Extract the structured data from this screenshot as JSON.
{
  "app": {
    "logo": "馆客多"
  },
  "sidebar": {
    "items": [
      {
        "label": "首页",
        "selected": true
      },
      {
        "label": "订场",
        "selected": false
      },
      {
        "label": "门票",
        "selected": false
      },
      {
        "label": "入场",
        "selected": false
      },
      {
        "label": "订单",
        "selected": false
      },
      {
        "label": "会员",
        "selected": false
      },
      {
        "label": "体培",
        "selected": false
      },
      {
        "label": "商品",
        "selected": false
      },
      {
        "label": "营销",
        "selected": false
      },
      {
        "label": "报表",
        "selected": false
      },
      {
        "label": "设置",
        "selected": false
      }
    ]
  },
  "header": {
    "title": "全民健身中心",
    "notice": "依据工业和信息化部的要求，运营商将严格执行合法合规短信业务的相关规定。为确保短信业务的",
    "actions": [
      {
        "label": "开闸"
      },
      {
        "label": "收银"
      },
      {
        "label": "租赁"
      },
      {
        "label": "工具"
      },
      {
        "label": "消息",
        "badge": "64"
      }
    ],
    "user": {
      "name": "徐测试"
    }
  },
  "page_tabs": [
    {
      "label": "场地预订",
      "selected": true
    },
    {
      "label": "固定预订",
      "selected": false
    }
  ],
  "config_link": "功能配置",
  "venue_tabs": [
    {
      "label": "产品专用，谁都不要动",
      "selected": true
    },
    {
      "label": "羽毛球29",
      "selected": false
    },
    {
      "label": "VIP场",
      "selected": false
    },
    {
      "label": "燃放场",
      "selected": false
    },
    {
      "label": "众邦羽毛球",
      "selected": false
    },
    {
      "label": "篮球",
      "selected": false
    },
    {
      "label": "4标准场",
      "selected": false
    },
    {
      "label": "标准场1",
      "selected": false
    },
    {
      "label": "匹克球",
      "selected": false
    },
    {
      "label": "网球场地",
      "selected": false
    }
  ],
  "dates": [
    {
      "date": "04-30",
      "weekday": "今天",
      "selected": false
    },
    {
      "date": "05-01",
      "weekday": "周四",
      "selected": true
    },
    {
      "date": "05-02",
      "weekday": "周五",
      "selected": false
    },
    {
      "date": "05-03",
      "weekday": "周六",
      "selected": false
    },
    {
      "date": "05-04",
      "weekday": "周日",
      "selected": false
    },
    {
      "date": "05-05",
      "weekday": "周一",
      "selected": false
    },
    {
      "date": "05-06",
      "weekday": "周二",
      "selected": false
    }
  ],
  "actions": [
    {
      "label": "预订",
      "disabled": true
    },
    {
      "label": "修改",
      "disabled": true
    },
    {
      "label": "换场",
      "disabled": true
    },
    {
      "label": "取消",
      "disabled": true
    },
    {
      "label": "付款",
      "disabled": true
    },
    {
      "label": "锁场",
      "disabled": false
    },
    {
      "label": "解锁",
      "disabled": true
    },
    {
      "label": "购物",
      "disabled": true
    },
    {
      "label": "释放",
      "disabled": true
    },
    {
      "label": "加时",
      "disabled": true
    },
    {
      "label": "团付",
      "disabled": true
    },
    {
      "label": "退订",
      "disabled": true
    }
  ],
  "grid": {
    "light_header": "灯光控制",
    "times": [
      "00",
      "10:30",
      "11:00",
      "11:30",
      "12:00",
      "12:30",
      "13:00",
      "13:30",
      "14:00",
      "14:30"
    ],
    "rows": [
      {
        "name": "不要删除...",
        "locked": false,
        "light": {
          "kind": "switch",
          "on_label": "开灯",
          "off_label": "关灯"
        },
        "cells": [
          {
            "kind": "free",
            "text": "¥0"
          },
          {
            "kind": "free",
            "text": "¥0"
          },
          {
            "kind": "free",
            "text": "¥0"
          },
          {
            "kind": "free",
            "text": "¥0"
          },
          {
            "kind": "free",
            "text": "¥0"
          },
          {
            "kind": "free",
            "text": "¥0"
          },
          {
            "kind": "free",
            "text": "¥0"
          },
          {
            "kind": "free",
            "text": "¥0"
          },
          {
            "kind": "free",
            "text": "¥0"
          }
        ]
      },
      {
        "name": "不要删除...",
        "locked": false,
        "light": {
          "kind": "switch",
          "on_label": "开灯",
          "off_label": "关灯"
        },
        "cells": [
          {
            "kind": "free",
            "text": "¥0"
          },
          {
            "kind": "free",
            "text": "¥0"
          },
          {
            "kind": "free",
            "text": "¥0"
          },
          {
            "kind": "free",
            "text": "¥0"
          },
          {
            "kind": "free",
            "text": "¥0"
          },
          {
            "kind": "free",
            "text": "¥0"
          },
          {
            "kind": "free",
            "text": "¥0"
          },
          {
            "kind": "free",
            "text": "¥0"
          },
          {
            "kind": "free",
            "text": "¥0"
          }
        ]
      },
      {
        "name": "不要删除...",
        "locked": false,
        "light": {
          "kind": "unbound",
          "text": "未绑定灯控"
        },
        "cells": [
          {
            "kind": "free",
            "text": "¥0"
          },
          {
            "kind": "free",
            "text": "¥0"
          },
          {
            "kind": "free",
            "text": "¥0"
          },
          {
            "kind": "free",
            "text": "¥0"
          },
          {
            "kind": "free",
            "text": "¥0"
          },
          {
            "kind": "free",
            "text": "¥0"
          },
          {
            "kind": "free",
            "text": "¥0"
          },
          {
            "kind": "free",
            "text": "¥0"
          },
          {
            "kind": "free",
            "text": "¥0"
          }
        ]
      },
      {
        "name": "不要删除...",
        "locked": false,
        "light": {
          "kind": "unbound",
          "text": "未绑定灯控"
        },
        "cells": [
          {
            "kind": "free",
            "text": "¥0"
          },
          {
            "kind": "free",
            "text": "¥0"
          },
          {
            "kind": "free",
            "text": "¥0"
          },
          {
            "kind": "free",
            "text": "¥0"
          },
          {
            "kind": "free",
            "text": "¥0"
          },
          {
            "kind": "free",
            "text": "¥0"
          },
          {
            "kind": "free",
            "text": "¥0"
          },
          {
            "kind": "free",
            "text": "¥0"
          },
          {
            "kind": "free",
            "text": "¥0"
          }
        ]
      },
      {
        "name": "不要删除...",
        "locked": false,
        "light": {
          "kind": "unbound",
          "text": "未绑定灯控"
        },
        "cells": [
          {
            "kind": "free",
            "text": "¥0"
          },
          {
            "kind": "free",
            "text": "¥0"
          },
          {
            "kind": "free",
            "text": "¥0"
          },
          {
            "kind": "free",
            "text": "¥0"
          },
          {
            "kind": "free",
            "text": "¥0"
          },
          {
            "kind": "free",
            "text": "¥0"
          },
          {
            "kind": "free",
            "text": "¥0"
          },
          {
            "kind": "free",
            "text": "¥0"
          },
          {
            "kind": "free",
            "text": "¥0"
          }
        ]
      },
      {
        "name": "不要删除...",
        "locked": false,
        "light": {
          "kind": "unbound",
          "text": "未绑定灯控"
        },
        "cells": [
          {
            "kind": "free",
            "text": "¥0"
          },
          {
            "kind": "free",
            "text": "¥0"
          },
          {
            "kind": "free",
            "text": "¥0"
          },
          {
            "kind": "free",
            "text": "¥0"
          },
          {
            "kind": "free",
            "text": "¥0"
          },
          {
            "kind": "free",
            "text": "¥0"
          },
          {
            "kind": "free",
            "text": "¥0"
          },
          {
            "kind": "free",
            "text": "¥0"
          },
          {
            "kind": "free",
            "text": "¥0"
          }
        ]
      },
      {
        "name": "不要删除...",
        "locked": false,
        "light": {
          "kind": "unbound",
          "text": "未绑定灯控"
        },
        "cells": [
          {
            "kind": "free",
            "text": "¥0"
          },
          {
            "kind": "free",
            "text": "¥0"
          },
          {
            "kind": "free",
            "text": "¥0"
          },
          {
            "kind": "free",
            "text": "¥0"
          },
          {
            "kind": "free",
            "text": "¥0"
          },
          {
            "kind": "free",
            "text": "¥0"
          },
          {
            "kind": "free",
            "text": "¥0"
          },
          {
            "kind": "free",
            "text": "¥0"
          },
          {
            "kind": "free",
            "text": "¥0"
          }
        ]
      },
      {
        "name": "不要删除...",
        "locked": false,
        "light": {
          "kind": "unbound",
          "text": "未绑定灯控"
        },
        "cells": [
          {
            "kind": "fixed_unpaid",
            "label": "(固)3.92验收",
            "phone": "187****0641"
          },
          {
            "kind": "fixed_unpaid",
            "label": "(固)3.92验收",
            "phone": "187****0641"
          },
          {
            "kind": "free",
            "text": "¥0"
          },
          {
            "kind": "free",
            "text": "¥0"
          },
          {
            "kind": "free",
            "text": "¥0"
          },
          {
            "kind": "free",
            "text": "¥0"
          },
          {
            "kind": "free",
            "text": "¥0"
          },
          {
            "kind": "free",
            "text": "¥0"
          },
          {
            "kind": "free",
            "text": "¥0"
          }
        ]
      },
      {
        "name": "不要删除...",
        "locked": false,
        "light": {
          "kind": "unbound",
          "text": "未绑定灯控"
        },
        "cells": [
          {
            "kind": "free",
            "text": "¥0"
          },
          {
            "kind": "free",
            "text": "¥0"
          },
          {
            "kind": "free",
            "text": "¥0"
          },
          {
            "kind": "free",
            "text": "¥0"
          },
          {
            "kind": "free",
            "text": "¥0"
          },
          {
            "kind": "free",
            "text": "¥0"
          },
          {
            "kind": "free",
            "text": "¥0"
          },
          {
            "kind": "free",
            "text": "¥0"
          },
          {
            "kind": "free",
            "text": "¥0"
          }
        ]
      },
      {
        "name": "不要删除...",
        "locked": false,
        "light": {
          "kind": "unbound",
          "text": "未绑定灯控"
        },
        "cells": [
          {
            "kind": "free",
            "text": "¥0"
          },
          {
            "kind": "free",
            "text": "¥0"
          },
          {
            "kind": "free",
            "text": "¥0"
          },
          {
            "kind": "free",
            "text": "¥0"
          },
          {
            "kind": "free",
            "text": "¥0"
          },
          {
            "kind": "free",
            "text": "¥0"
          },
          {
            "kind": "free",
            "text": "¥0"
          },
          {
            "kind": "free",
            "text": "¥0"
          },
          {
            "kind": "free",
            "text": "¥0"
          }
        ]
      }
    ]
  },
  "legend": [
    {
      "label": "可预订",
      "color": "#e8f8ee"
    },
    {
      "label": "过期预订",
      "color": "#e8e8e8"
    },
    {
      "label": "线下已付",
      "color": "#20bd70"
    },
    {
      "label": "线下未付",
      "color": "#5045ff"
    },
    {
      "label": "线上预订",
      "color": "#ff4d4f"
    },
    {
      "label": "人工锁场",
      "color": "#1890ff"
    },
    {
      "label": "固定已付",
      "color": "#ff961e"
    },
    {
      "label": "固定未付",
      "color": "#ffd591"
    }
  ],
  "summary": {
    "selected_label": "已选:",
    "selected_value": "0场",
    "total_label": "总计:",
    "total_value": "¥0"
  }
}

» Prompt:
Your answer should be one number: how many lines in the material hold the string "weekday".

» Response to the exercise:
7